Cars that Moved Brands
Some car names are just too good to stay within one brand. While it is impossible to consider the Mustang ever belonging to a carmaker other than Ford or a Corvette not being a Chevy, there are a few car models that have switched to other makers. Most of the name switches did not take place overnight, but many involved the defunct AMC along with cars in the Mopar lineup. Here are some of the notable switches:
Dodge Matador: In 1960, the Dodge Matador was a one-hit wonder for the automaker. The large V8-powered car fit the look of the Space Race lineup with tail lights that resembled jet pods and shorted tail fins. The car had plenty of chrome, since it was designed during the hey-day of the 1950s. After that one year, the Dodge Matador was finished, only to have the Matador name resurrected by AMC in 1971 as a sedan that was considered to be so ugly, even fashion designer Oleg Cassini could not make it attractive.
Nash Rambler: This car actually changed brands several times. Interestingly, the Rambler was first a bicycle made in 1897, but was quickly switched to an automobile made by Thomas B. Jeffrey company. Nash bought the carmaker and eventually turned the Rambler into a small compact car due to the limited amount of steel after World War II. After several changes in the middle of the 20th century, the Rambler became part of the Hudson lineup and eventually a part of the AMC lineup.
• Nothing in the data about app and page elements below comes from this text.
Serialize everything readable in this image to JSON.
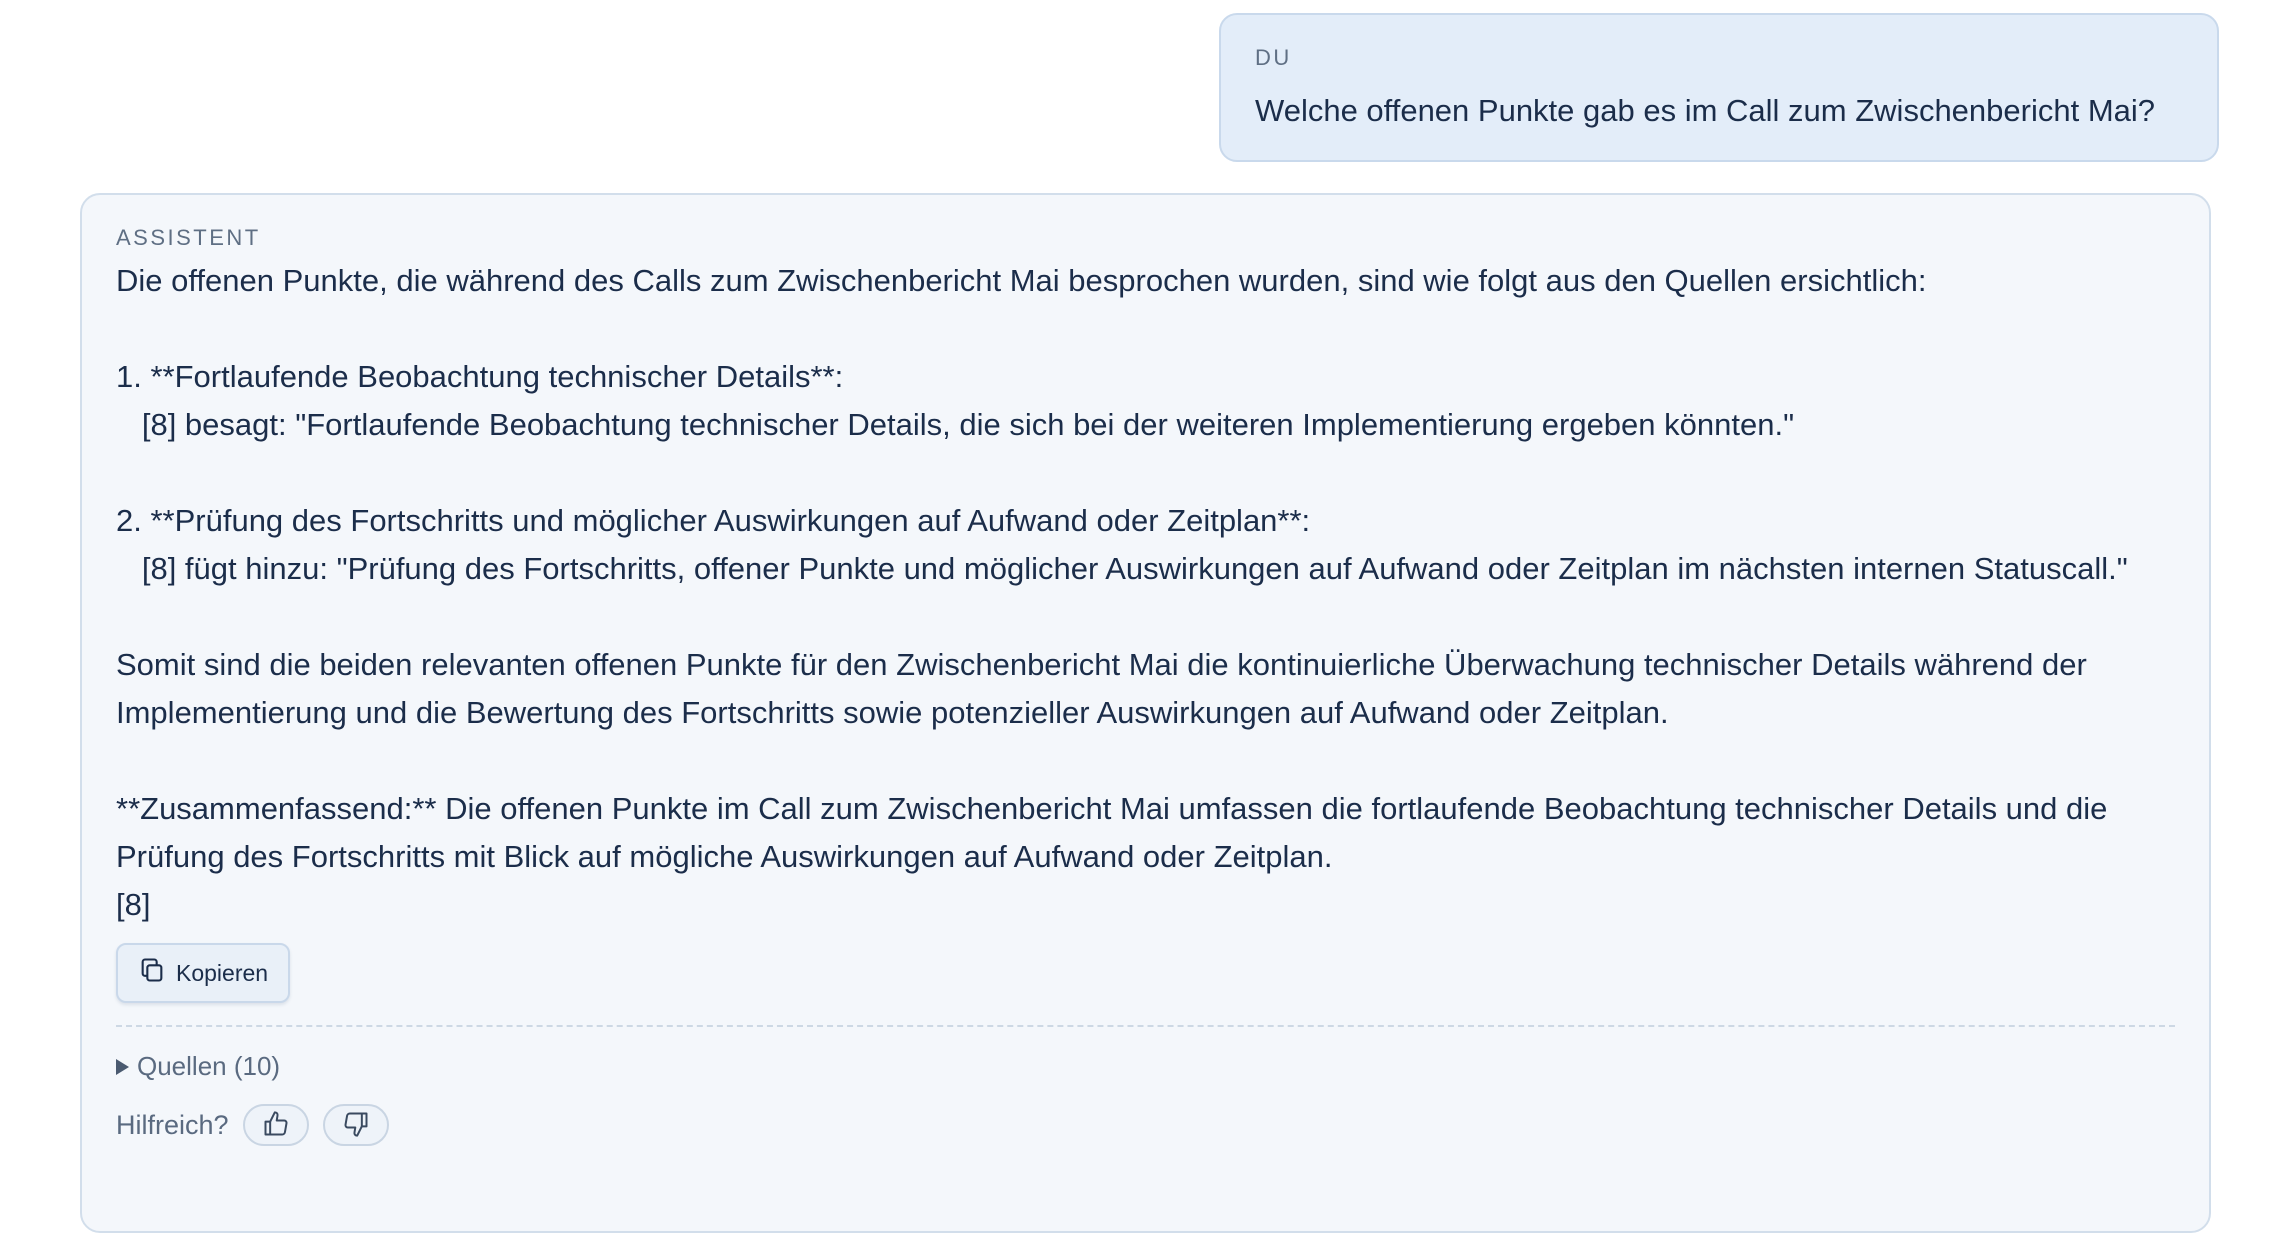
{
  "user_message": {
    "role_label": "DU",
    "text": "Welche offenen Punkte gab es im Call zum Zwischenbericht Mai?"
  },
  "assistant_message": {
    "role_label": "ASSISTENT",
    "intro": "Die offenen Punkte, die während des Calls zum Zwischenbericht Mai besprochen wurden, sind wie folgt aus den Quellen ersichtlich:",
    "point1_title": "1. **Fortlaufende Beobachtung technischer Details**:",
    "point1_quote": "   [8] besagt: \"Fortlaufende Beobachtung technischer Details, die sich bei der weiteren Implementierung ergeben könnten.\"",
    "point2_title": "2. **Prüfung des Fortschritts und möglicher Auswirkungen auf Aufwand oder Zeitplan**:",
    "point2_quote": "   [8] fügt hinzu: \"Prüfung des Fortschritts, offener Punkte und möglicher Auswirkungen auf Aufwand oder Zeitplan im nächsten internen Statuscall.\"",
    "conclusion": "Somit sind die beiden relevanten offenen Punkte für den Zwischenbericht Mai die kontinuierliche Überwachung technischer Details während der Implementierung und die Bewertung des Fortschritts sowie potenzieller Auswirkungen auf Aufwand oder Zeitplan.",
    "summary": "**Zusammenfassend:** Die offenen Punkte im Call zum Zwischenbericht Mai umfassen die fortlaufende Beobachtung technischer Details und die Prüfung des Fortschritts mit Blick auf mögliche Auswirkungen auf Aufwand oder Zeitplan.",
    "citation": "[8]",
    "copy_label": "Kopieren",
    "sources_label": "Quellen (10)",
    "feedback_label": "Hilfreich?",
    "icons": {
      "copy": "copy-icon",
      "sources_toggle": "triangle-right-icon",
      "thumbs_up": "thumbs-up-icon",
      "thumbs_down": "thumbs-down-icon"
    }
  },
  "colors": {
    "user_bubble_bg": "#e3edf9",
    "assistant_card_bg": "#f4f7fb",
    "text": "#1b2d4a",
    "muted": "#5a6a80"
  }
}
Hudson Hornet: Again, this was another maker change due to the AMC purchase of Hudson. The original Hudson Hornet was a speedy contender in the NASCAR circuit in the 1950s. The car name reappeared in the AMC lineup after the Rambler line was finished.
AMC Cavalier: In 1965, AMC was a trend-setting company and they designed a car called the Cavalier that was designed with interchangeable parts. The car was a symmetrical prototype that was never sold, but just as AMC was planning on building a muscle car, General Motors stole the name, which they eventually gave to a Chevy compact in the 1980s.